Yissum Introduces Novel Compound for the Treatment of Osteoporosis
News Jun 25, 2009
Yissum Research Development Company Ltd. has introduced a new compound for the treatment of osteoporosis. The new potential therapeutic was be presented by Professor Itai Bab from the Bone Laboratory, Institute of Dental Sciences at the Hebrew University of Jerusalem on Tuesday, June 16 at the Technology Transfer Session of the ILSI Biomed Israel 2009 conference.
Professors Itai Bab and Raphael Mechoulam, from the School of Pharmacy at the Hebrew University of Jerusalem, invented a new drug candidate for the treatment of osteoporosis that both inhibits bone resorption and stimulates bone formation. It activates the cannabinoid receptor (CB2), which is involved in the regulation of bone remodeling and in slowing down and rescuing bone loss. Importantly, this drug has no psychoactive effects. The new drug was successfully tested in preclinical trials.
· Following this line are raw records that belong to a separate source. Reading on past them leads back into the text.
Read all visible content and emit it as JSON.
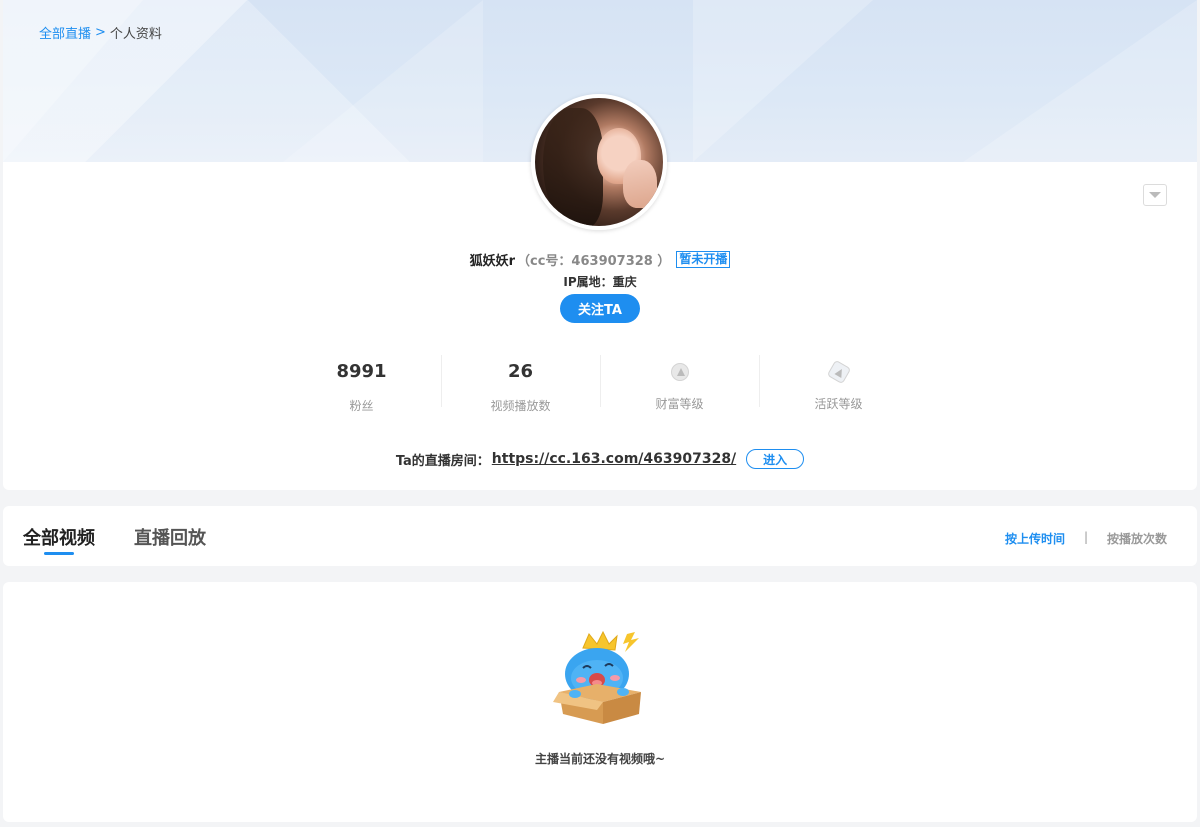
{
  "breadcrumb": {
    "root": "全部直播",
    "separator": ">",
    "current": "个人资料"
  },
  "profile": {
    "username": "狐妖妖r",
    "cc_id": "（cc号：463907328 ）",
    "live_status": "暂未开播",
    "ip_location": "IP属地：重庆",
    "follow_label": "关注TA"
  },
  "stats": [
    {
      "value": "8991",
      "label": "粉丝"
    },
    {
      "value": "26",
      "label": "视频播放数"
    },
    {
      "value": "",
      "label": "财富等级",
      "icon": "wealth-level-icon"
    },
    {
      "value": "",
      "label": "活跃等级",
      "icon": "activity-level-icon"
    }
  ],
  "room": {
    "label": "Ta的直播房间：",
    "url": "https://cc.163.com/463907328/",
    "enter_label": "进入"
  },
  "tabs": {
    "all_videos": "全部视频",
    "replay": "直播回放"
  },
  "sort": {
    "by_upload": "按上传时间",
    "separator": "|",
    "by_plays": "按播放次数"
  },
  "empty": {
    "message": "主播当前还没有视频哦~"
  },
  "colors": {
    "accent": "#1e8ef0",
    "banner": "#d6e3f4"
  }
}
"As our society continues to age, osteoporosis is becoming a major concern and impairing the life quality of millions," remarked Yaacov Michlin, CEO of Yissum. "Unfortunately, the battle against this disease has not yet been won. The new invention helps answer an urgent need for drugs that can encourage bone formation, bringing us a big step forward toward conquering this disease."
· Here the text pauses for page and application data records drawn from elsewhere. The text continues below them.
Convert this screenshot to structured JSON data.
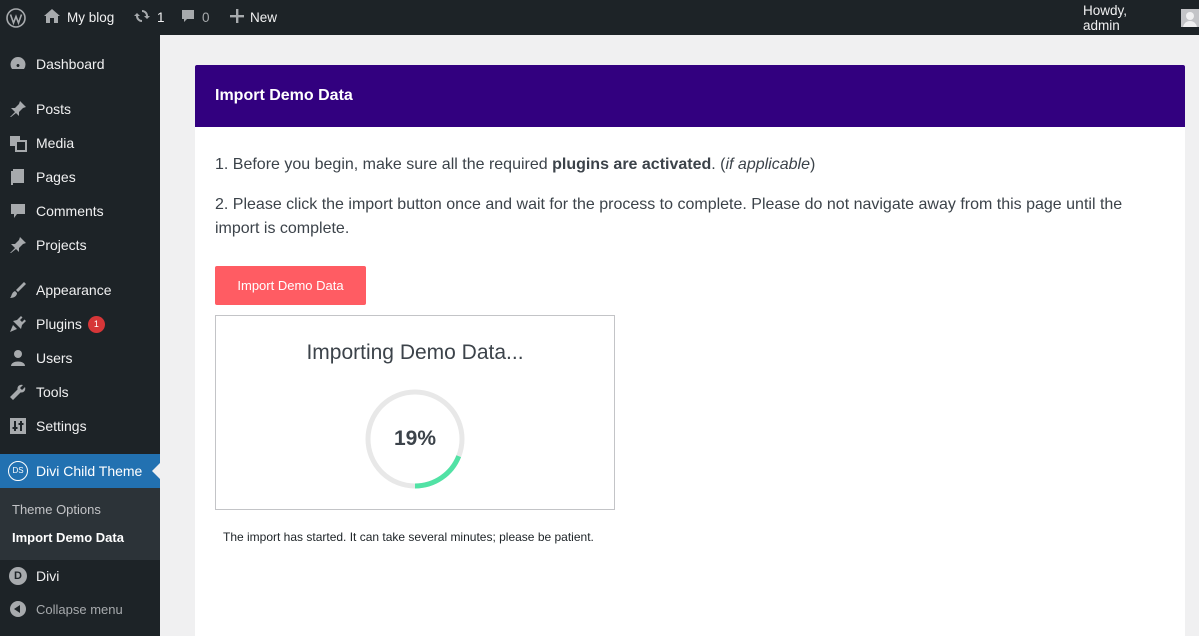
{
  "adminbar": {
    "logo_icon": "wordpress-logo-icon",
    "site_name": "My blog",
    "updates_count": "1",
    "comments_count": "0",
    "new_label": "New",
    "howdy": "Howdy, admin"
  },
  "sidebar": {
    "items": [
      {
        "label": "Dashboard",
        "icon": "dashboard-icon"
      },
      {
        "label": "Posts",
        "icon": "pin-icon"
      },
      {
        "label": "Media",
        "icon": "media-icon"
      },
      {
        "label": "Pages",
        "icon": "pages-icon"
      },
      {
        "label": "Comments",
        "icon": "comment-icon"
      },
      {
        "label": "Projects",
        "icon": "pin-icon"
      },
      {
        "label": "Appearance",
        "icon": "brush-icon"
      },
      {
        "label": "Plugins",
        "icon": "plugin-icon",
        "badge": "1"
      },
      {
        "label": "Users",
        "icon": "user-icon"
      },
      {
        "label": "Tools",
        "icon": "wrench-icon"
      },
      {
        "label": "Settings",
        "icon": "settings-icon"
      },
      {
        "label": "Divi Child Theme",
        "icon": "ds-icon",
        "badge_text": "DS"
      },
      {
        "label": "Divi",
        "icon": "divi-icon",
        "badge_text": "D"
      },
      {
        "label": "Collapse menu",
        "icon": "collapse-icon"
      }
    ],
    "submenu": [
      {
        "label": "Theme Options"
      },
      {
        "label": "Import Demo Data"
      }
    ]
  },
  "main": {
    "header_title": "Import Demo Data",
    "step1_prefix": "1. Before you begin, make sure all the required ",
    "step1_bold": "plugins are activated",
    "step1_mid": ". (",
    "step1_italic": "if applicable",
    "step1_suffix": ")",
    "step2": "2. Please click the import button once and wait for the process to complete. Please do not navigate away from this page until the import is complete.",
    "import_button": "Import Demo Data",
    "progress_title": "Importing Demo Data...",
    "progress_percent": "19%",
    "progress_value": 0.19,
    "note": "The import has started. It can take several minutes; please be patient."
  },
  "colors": {
    "header_bg": "#32007f",
    "button_bg": "#ff5c63",
    "ring_fill": "#51e2a5",
    "ring_track": "#e8e8e8",
    "active_menu": "#2271b1"
  }
}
Osteoporosis is characterized by an imbalance between bone formation and resorption resulting in net bone loss thus weakening the skeleton and increasing susceptibility to fractures. Most anti-osteoporotic drugs in clinical use are anti-resorptive and used mainly to prevent postmenopausal bone loss.
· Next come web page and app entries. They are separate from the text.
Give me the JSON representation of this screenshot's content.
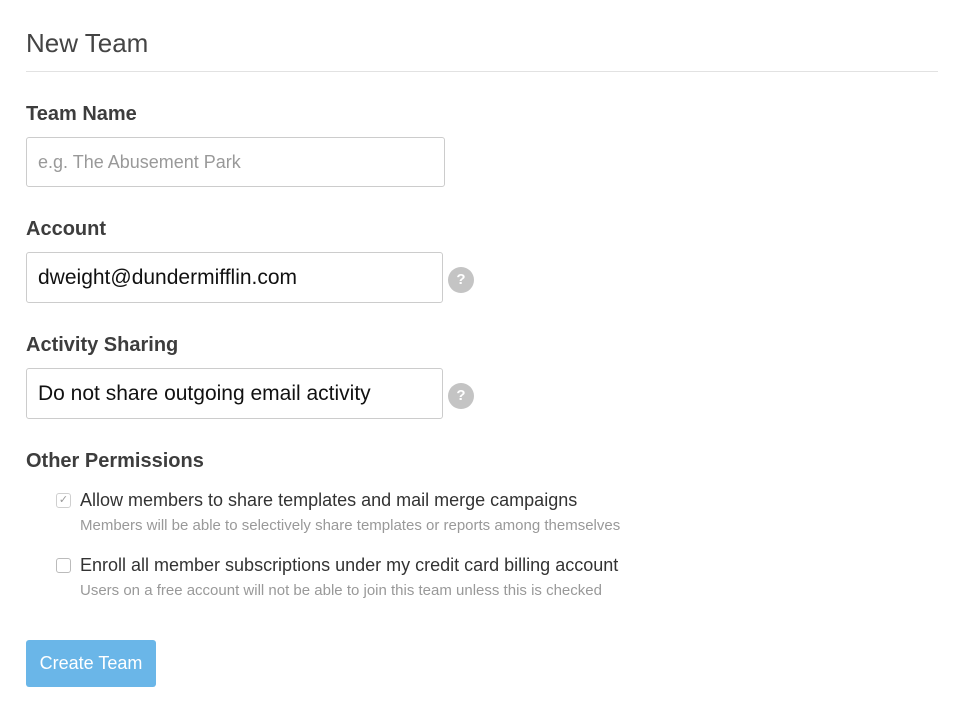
{
  "page": {
    "title": "New Team"
  },
  "team_name": {
    "label": "Team Name",
    "placeholder": "e.g. The Abusement Park",
    "value": ""
  },
  "account": {
    "label": "Account",
    "value": "dweight@dundermifflin.com",
    "help_icon": "?"
  },
  "activity_sharing": {
    "label": "Activity Sharing",
    "value": "Do not share outgoing email activity",
    "help_icon": "?"
  },
  "other_permissions": {
    "label": "Other Permissions",
    "items": [
      {
        "label": "Allow members to share templates and mail merge campaigns",
        "description": "Members will be able to selectively share templates or reports among themselves",
        "checked": true,
        "check_glyph": "✓"
      },
      {
        "label": "Enroll all member subscriptions under my credit card billing account",
        "description": "Users on a free account will not be able to join this team unless this is checked",
        "checked": false,
        "check_glyph": ""
      }
    ]
  },
  "actions": {
    "create_label": "Create Team"
  },
  "colors": {
    "button_bg": "#6ab6e8",
    "help_icon_bg": "#c4c4c4",
    "divider": "#e2e2e2"
  }
}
Use of Parathyroid Hormone (PTH) (1-34), the only clinically approved bone anabolic agent, is restricted to 18 months, because of bone cancer risk and possible development of tolerance. Therefore, this new drug, which has a bone anabolic effect with potentially fewer side effects, answers an unmet medical need.
Stereochemistry is a science of reflection. Two chemical molecules with the same composition and structure, but with one as the mirror image of the other, can produce wildly varying effects. But University of Utah chemist Matt Sigman has been developing a way to get a better grasp on this tricky field of chemistry.READ MORE